Line by line, set down the records exactly as they appear below.

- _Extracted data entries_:
* * *

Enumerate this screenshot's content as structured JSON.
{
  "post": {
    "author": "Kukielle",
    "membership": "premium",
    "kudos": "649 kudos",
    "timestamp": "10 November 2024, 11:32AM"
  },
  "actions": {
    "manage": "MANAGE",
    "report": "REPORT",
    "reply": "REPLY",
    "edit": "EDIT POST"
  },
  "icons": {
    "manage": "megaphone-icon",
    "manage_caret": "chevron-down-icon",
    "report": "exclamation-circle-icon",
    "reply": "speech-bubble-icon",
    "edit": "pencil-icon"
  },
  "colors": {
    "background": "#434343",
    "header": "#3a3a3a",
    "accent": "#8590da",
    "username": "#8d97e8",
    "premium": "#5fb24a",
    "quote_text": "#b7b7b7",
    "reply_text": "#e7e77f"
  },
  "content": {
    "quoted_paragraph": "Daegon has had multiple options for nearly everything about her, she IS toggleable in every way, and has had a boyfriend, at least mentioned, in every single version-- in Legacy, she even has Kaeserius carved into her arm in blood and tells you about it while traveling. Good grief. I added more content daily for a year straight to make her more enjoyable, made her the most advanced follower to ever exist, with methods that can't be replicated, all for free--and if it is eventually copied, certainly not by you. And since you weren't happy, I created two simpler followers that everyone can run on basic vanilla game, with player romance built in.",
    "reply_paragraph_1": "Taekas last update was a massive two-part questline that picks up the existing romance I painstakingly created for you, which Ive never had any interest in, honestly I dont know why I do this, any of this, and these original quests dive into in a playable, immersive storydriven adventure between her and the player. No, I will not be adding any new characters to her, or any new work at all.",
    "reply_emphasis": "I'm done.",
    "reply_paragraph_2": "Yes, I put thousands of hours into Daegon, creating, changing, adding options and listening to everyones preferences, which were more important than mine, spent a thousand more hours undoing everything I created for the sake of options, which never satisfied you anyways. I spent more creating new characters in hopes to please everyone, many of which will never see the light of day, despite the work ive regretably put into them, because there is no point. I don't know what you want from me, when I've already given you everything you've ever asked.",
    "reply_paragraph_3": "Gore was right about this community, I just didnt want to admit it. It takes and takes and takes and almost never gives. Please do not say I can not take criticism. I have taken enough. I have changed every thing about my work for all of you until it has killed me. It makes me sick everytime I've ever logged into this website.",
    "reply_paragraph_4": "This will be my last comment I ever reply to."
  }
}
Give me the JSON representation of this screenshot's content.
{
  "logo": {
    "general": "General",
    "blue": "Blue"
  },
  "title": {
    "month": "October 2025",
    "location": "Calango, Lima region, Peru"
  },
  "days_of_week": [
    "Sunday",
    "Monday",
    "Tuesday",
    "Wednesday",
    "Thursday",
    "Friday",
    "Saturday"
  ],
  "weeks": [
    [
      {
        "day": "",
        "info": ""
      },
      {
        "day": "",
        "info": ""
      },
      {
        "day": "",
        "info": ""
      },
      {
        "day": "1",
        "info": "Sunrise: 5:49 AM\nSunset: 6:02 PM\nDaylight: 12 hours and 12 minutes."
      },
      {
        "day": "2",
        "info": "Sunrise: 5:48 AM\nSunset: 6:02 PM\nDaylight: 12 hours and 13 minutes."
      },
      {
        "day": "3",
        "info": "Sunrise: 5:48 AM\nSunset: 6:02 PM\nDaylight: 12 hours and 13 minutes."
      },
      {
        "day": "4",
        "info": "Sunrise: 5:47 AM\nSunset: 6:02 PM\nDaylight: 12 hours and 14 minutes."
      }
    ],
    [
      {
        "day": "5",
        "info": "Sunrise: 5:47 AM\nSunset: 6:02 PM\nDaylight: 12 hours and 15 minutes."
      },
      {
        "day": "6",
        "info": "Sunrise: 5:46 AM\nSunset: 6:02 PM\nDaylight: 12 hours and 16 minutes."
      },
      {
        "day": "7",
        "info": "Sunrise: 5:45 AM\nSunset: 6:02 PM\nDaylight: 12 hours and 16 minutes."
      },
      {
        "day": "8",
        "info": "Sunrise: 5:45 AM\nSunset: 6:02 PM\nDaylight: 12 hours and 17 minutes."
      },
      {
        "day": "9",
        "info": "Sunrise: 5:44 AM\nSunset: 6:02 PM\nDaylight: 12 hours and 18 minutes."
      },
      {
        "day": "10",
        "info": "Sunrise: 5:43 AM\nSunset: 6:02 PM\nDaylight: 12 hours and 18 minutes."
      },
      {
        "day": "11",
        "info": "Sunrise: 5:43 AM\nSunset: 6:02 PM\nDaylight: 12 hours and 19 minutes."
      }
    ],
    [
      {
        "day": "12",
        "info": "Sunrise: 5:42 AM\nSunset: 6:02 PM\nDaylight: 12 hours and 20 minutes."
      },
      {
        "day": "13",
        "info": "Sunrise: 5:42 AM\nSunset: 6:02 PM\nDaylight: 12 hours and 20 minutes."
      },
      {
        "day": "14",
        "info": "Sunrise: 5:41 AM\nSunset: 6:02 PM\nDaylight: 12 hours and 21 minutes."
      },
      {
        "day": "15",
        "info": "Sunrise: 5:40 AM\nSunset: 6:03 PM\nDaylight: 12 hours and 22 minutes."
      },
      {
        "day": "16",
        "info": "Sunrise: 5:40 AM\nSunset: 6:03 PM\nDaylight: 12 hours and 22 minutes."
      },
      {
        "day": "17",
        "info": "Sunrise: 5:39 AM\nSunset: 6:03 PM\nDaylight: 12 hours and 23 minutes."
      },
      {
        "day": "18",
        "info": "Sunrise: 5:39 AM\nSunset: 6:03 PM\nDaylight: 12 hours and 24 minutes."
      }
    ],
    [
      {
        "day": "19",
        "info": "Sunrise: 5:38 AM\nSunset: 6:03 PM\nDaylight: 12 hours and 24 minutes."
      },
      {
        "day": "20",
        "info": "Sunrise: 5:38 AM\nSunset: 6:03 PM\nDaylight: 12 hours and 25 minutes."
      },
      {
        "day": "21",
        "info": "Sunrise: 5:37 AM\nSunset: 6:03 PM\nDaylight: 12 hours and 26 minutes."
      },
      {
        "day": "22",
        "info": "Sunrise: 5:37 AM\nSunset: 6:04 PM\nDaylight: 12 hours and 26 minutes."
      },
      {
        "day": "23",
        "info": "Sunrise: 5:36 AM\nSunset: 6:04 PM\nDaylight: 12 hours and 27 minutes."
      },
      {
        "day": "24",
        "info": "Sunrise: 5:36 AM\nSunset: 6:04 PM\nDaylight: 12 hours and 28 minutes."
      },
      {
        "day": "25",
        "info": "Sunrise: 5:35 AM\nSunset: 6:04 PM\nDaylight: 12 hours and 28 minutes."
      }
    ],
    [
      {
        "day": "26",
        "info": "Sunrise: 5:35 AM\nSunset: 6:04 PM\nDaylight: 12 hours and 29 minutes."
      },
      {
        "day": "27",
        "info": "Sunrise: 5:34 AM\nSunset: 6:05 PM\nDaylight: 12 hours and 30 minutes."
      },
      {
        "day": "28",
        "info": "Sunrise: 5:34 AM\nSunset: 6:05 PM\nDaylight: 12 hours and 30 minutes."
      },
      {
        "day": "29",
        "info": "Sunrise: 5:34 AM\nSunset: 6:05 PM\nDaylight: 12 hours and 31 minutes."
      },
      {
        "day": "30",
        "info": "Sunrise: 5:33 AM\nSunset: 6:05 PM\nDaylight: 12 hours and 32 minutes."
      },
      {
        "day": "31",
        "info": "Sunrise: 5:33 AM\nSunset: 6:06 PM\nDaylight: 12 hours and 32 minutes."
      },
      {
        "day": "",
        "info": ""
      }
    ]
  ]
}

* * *

- _Response to this task_:
Enumerate this screenshot's content as structured JSON.
{
  "post": {
    "author": "Kukielle",
    "membership": "premium",
    "kudos": "649 kudos",
    "timestamp": "10 November 2024, 11:32AM"
  },
  "actions": {
    "manage": "MANAGE",
    "report": "REPORT",
    "reply": "REPLY",
    "edit": "EDIT POST"
  },
  "icons": {
    "manage": "megaphone-icon",
    "manage_caret": "chevron-down-icon",
    "report": "exclamation-circle-icon",
    "reply": "speech-bubble-icon",
    "edit": "pencil-icon"
  },
  "colors": {
    "background": "#434343",
    "header": "#3a3a3a",
    "accent": "#8590da",
    "username": "#8d97e8",
    "premium": "#5fb24a",
    "quote_text": "#b7b7b7",
    "reply_text": "#e7e77f"
  },
  "content": {
    "quoted_paragraph": "Daegon has had multiple options for nearly everything about her, she IS toggleable in every way, and has had a boyfriend, at least mentioned, in every single version-- in Legacy, she even has Kaeserius carved into her arm in blood and tells you about it while traveling. Good grief. I added more content daily for a year straight to make her more enjoyable, made her the most advanced follower to ever exist, with methods that can't be replicated, all for free--and if it is eventually copied, certainly not by you. And since you weren't happy, I created two simpler followers that everyone can run on basic vanilla game, with player romance built in.",
    "reply_paragraph_1": "Taekas last update was a massive two-part questline that picks up the existing romance I painstakingly created for you, which Ive never had any interest in, honestly I dont know why I do this, any of this, and these original quests dive into in a playable, immersive storydriven adventure between her and the player. No, I will not be adding any new characters to her, or any new work at all.",
    "reply_emphasis": "I'm done.",
    "reply_paragraph_2": "Yes, I put thousands of hours into Daegon, creating, changing, adding options and listening to everyones preferences, which were more important than mine, spent a thousand more hours undoing everything I created for the sake of options, which never satisfied you anyways. I spent more creating new characters in hopes to please everyone, many of which will never see the light of day, despite the work ive regretably put into them, because there is no point. I don't know what you want from me, when I've already given you everything you've ever asked.",
    "reply_paragraph_3": "Gore was right about this community, I just didnt want to admit it. It takes and takes and takes and almost never gives. Please do not say I can not take criticism. I have taken enough. I have changed every thing about my work for all of you until it has killed me. It makes me sick everytime I've ever logged into this website.",
    "reply_paragraph_4": "This will be my last comment I ever reply to."
  }
}
Give me the JSON representation of this screenshot's content.
{
  "logo": {
    "general": "General",
    "blue": "Blue"
  },
  "title": {
    "month": "October 2025",
    "location": "Calango, Lima region, Peru"
  },
  "days_of_week": [
    "Sunday",
    "Monday",
    "Tuesday",
    "Wednesday",
    "Thursday",
    "Friday",
    "Saturday"
  ],
  "weeks": [
    [
      {
        "day": "",
        "info": ""
      },
      {
        "day": "",
        "info": ""
      },
      {
        "day": "",
        "info": ""
      },
      {
        "day": "1",
        "info": "Sunrise: 5:49 AM\nSunset: 6:02 PM\nDaylight: 12 hours and 12 minutes."
      },
      {
        "day": "2",
        "info": "Sunrise: 5:48 AM\nSunset: 6:02 PM\nDaylight: 12 hours and 13 minutes."
      },
      {
        "day": "3",
        "info": "Sunrise: 5:48 AM\nSunset: 6:02 PM\nDaylight: 12 hours and 13 minutes."
      },
      {
        "day": "4",
        "info": "Sunrise: 5:47 AM\nSunset: 6:02 PM\nDaylight: 12 hours and 14 minutes."
      }
    ],
    [
      {
        "day": "5",
        "info": "Sunrise: 5:47 AM\nSunset: 6:02 PM\nDaylight: 12 hours and 15 minutes."
      },
      {
        "day": "6",
        "info": "Sunrise: 5:46 AM\nSunset: 6:02 PM\nDaylight: 12 hours and 16 minutes."
      },
      {
        "day": "7",
        "info": "Sunrise: 5:45 AM\nSunset: 6:02 PM\nDaylight: 12 hours and 16 minutes."
      },
      {
        "day": "8",
        "info": "Sunrise: 5:45 AM\nSunset: 6:02 PM\nDaylight: 12 hours and 17 minutes."
      },
      {
        "day": "9",
        "info": "Sunrise: 5:44 AM\nSunset: 6:02 PM\nDaylight: 12 hours and 18 minutes."
      },
      {
        "day": "10",
        "info": "Sunrise: 5:43 AM\nSunset: 6:02 PM\nDaylight: 12 hours and 18 minutes."
      },
      {
        "day": "11",
        "info": "Sunrise: 5:43 AM\nSunset: 6:02 PM\nDaylight: 12 hours and 19 minutes."
      }
    ],
    [
      {
        "day": "12",
        "info": "Sunrise: 5:42 AM\nSunset: 6:02 PM\nDaylight: 12 hours and 20 minutes."
      },
      {
        "day": "13",
        "info": "Sunrise: 5:42 AM\nSunset: 6:02 PM\nDaylight: 12 hours and 20 minutes."
      },
      {
        "day": "14",
        "info": "Sunrise: 5:41 AM\nSunset: 6:02 PM\nDaylight: 12 hours and 21 minutes."
      },
      {
        "day": "15",
        "info": "Sunrise: 5:40 AM\nSunset: 6:03 PM\nDaylight: 12 hours and 22 minutes."
      },
      {
        "day": "16",
        "info": "Sunrise: 5:40 AM\nSunset: 6:03 PM\nDaylight: 12 hours and 22 minutes."
      },
      {
        "day": "17",
        "info": "Sunrise: 5:39 AM\nSunset: 6:03 PM\nDaylight: 12 hours and 23 minutes."
      },
      {
        "day": "18",
        "info": "Sunrise: 5:39 AM\nSunset: 6:03 PM\nDaylight: 12 hours and 24 minutes."
      }
    ],
    [
      {
        "day": "19",
        "info": "Sunrise: 5:38 AM\nSunset: 6:03 PM\nDaylight: 12 hours and 24 minutes."
      },
      {
        "day": "20",
        "info": "Sunrise: 5:38 AM\nSunset: 6:03 PM\nDaylight: 12 hours and 25 minutes."
      },
      {
        "day": "21",
        "info": "Sunrise: 5:37 AM\nSunset: 6:03 PM\nDaylight: 12 hours and 26 minutes."
      },
      {
        "day": "22",
        "info": "Sunrise: 5:37 AM\nSunset: 6:04 PM\nDaylight: 12 hours and 26 minutes."
      },
      {
        "day": "23",
        "info": "Sunrise: 5:36 AM\nSunset: 6:04 PM\nDaylight: 12 hours and 27 minutes."
      },
      {
        "day": "24",
        "info": "Sunrise: 5:36 AM\nSunset: 6:04 PM\nDaylight: 12 hours and 28 minutes."
      },
      {
        "day": "25",
        "info": "Sunrise: 5:35 AM\nSunset: 6:04 PM\nDaylight: 12 hours and 28 minutes."
      }
    ],
    [
      {
        "day": "26",
        "info": "Sunrise: 5:35 AM\nSunset: 6:04 PM\nDaylight: 12 hours and 29 minutes."
      },
      {
        "day": "27",
        "info": "Sunrise: 5:34 AM\nSunset: 6:05 PM\nDaylight: 12 hours and 30 minutes."
      },
      {
        "day": "28",
        "info": "Sunrise: 5:34 AM\nSunset: 6:05 PM\nDaylight: 12 hours and 30 minutes."
      },
      {
        "day": "29",
        "info": "Sunrise: 5:34 AM\nSunset: 6:05 PM\nDaylight: 12 hours and 31 minutes."
      },
      {
        "day": "30",
        "info": "Sunrise: 5:33 AM\nSunset: 6:05 PM\nDaylight: 12 hours and 32 minutes."
      },
      {
        "day": "31",
        "info": "Sunrise: 5:33 AM\nSunset: 6:06 PM\nDaylight: 12 hours and 32 minutes."
      },
      {
        "day": "",
        "info": ""
      }
    ]
  ]
}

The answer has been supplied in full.